Requirement:
What you return must match the records word for word.

Items from a dataset:
..........
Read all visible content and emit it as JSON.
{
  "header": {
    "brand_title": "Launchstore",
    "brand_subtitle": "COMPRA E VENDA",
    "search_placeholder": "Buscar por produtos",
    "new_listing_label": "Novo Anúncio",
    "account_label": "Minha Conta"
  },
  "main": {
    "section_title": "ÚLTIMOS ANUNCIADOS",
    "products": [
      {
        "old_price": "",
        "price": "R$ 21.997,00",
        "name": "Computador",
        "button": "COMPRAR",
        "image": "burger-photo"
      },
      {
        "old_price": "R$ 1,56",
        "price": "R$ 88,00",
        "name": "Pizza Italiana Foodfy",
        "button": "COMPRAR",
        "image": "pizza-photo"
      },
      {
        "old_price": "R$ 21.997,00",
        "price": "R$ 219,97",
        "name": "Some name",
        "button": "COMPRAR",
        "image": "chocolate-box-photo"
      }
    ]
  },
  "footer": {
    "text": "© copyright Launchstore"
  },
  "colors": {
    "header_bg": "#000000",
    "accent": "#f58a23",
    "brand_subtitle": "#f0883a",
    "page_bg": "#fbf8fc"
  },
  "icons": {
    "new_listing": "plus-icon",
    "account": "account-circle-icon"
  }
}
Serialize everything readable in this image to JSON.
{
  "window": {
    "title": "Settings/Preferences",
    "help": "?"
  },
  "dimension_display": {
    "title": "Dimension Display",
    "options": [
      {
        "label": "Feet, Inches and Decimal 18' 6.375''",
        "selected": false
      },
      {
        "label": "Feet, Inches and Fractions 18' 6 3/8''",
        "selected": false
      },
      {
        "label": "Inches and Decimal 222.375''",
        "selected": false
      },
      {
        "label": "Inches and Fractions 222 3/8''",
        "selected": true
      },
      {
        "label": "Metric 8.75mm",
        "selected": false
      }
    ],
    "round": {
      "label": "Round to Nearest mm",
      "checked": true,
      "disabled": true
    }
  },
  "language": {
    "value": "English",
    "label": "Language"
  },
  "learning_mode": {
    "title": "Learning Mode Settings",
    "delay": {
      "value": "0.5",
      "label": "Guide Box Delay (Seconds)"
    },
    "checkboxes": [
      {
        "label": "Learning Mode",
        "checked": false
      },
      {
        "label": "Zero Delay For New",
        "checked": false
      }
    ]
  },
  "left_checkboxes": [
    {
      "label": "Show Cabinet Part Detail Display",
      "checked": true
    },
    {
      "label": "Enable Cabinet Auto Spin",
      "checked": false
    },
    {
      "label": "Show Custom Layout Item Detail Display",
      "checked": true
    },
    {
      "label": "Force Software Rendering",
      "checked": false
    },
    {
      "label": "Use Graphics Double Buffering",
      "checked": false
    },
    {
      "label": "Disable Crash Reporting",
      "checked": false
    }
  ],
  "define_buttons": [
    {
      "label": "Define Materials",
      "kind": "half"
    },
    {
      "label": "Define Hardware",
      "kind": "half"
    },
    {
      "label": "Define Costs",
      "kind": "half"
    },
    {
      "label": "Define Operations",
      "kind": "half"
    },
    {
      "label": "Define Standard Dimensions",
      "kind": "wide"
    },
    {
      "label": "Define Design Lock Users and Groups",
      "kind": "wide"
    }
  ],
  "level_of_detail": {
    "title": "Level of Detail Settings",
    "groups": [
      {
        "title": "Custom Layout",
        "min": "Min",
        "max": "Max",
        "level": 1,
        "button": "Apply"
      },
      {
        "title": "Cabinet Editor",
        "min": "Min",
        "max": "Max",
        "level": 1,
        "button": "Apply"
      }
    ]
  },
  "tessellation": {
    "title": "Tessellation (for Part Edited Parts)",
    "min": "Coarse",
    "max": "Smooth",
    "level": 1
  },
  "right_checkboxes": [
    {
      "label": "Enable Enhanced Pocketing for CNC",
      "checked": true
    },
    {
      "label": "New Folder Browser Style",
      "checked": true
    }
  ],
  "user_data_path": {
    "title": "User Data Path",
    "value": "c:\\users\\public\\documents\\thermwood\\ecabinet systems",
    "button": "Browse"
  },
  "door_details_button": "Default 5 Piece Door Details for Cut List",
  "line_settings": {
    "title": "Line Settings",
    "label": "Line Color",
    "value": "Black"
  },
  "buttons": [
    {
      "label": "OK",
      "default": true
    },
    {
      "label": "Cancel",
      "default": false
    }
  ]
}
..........
Solution:
Read all visible content and emit it as JSON.
{
  "header": {
    "brand_title": "Launchstore",
    "brand_subtitle": "COMPRA E VENDA",
    "search_placeholder": "Buscar por produtos",
    "new_listing_label": "Novo Anúncio",
    "account_label": "Minha Conta"
  },
  "main": {
    "section_title": "ÚLTIMOS ANUNCIADOS",
    "products": [
      {
        "old_price": "",
        "price": "R$ 21.997,00",
        "name": "Computador",
        "button": "COMPRAR",
        "image": "burger-photo"
      },
      {
        "old_price": "R$ 1,56",
        "price": "R$ 88,00",
        "name": "Pizza Italiana Foodfy",
        "button": "COMPRAR",
        "image": "pizza-photo"
      },
      {
        "old_price": "R$ 21.997,00",
        "price": "R$ 219,97",
        "name": "Some name",
        "button": "COMPRAR",
        "image": "chocolate-box-photo"
      }
    ]
  },
  "footer": {
    "text": "© copyright Launchstore"
  },
  "colors": {
    "header_bg": "#000000",
    "accent": "#f58a23",
    "brand_subtitle": "#f0883a",
    "page_bg": "#fbf8fc"
  },
  "icons": {
    "new_listing": "plus-icon",
    "account": "account-circle-icon"
  }
}
Serialize everything readable in this image to JSON.
{
  "window": {
    "title": "Settings/Preferences",
    "help": "?"
  },
  "dimension_display": {
    "title": "Dimension Display",
    "options": [
      {
        "label": "Feet, Inches and Decimal 18' 6.375''",
        "selected": false
      },
      {
        "label": "Feet, Inches and Fractions 18' 6 3/8''",
        "selected": false
      },
      {
        "label": "Inches and Decimal 222.375''",
        "selected": false
      },
      {
        "label": "Inches and Fractions 222 3/8''",
        "selected": true
      },
      {
        "label": "Metric 8.75mm",
        "selected": false
      }
    ],
    "round": {
      "label": "Round to Nearest mm",
      "checked": true,
      "disabled": true
    }
  },
  "language": {
    "value": "English",
    "label": "Language"
  },
  "learning_mode": {
    "title": "Learning Mode Settings",
    "delay": {
      "value": "0.5",
      "label": "Guide Box Delay (Seconds)"
    },
    "checkboxes": [
      {
        "label": "Learning Mode",
        "checked": false
      },
      {
        "label": "Zero Delay For New",
        "checked": false
      }
    ]
  },
  "left_checkboxes": [
    {
      "label": "Show Cabinet Part Detail Display",
      "checked": true
    },
    {
      "label": "Enable Cabinet Auto Spin",
      "checked": false
    },
    {
      "label": "Show Custom Layout Item Detail Display",
      "checked": true
    },
    {
      "label": "Force Software Rendering",
      "checked": false
    },
    {
      "label": "Use Graphics Double Buffering",
      "checked": false
    },
    {
      "label": "Disable Crash Reporting",
      "checked": false
    }
  ],
  "define_buttons": [
    {
      "label": "Define Materials",
      "kind": "half"
    },
    {
      "label": "Define Hardware",
      "kind": "half"
    },
    {
      "label": "Define Costs",
      "kind": "half"
    },
    {
      "label": "Define Operations",
      "kind": "half"
    },
    {
      "label": "Define Standard Dimensions",
      "kind": "wide"
    },
    {
      "label": "Define Design Lock Users and Groups",
      "kind": "wide"
    }
  ],
  "level_of_detail": {
    "title": "Level of Detail Settings",
    "groups": [
      {
        "title": "Custom Layout",
        "min": "Min",
        "max": "Max",
        "level": 1,
        "button": "Apply"
      },
      {
        "title": "Cabinet Editor",
        "min": "Min",
        "max": "Max",
        "level": 1,
        "button": "Apply"
      }
    ]
  },
  "tessellation": {
    "title": "Tessellation (for Part Edited Parts)",
    "min": "Coarse",
    "max": "Smooth",
    "level": 1
  },
  "right_checkboxes": [
    {
      "label": "Enable Enhanced Pocketing for CNC",
      "checked": true
    },
    {
      "label": "New Folder Browser Style",
      "checked": true
    }
  ],
  "user_data_path": {
    "title": "User Data Path",
    "value": "c:\\users\\public\\documents\\thermwood\\ecabinet systems",
    "button": "Browse"
  },
  "door_details_button": "Default 5 Piece Door Details for Cut List",
  "line_settings": {
    "title": "Line Settings",
    "label": "Line Color",
    "value": "Black"
  },
  "buttons": [
    {
      "label": "OK",
      "default": true
    },
    {
      "label": "Cancel",
      "default": false
    }
  ]
}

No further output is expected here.